On the occasion of our school’s 50th anniversary in 2006, the Crestwood community was abuzz with excitement. A new school song was written by teachers Debra Lindsay and Jeff Copp, and students and staff alike were eager to learn about our school’s past. Festivities were held on September 12, 2006, and 42 fifth and sixth graders performed at two assemblies, one during the school day and one during the evening for parents. Reflecting on Crestwood’s long history, cafeteria hostess Eleanor Williams wrote, “Over the past 50 years, the Crestwood community has become a very progressive community in the heart of the Springfield area and educates hundreds of students each year. The mission of Crestwood Elementary School is to offer each student the skills, knowledge, and experiences necessary to be successful students and productive members of society. The staff envisions a school where academic excellence is paramount, the arts are celebrated, cultural and linguistic diversity is honored, and all learners meet their personal academic goals. Over the years ethnic and cultural diversity have brought a unique spirit to the school, as it continues its commitment to academic excellence. Crestwood is a true community school working with parents and children building a better future for the entire Crestwood community.”

Color photograph from our 2003 to 2004 yearbook showing Mrs. Kelly's first grade class. 19 children and two teachers are pictured.

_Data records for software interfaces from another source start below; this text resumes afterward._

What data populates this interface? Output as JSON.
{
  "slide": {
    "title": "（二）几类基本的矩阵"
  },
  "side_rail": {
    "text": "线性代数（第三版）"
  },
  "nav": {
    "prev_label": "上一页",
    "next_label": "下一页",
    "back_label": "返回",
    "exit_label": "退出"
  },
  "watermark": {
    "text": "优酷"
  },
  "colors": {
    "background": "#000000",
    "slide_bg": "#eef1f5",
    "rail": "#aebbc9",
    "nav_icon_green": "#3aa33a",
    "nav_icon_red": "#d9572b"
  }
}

Mrs. Kelly's 1st Grade Class, 2003-04

Crestwood's School History was written with assistance from Robyn Carter.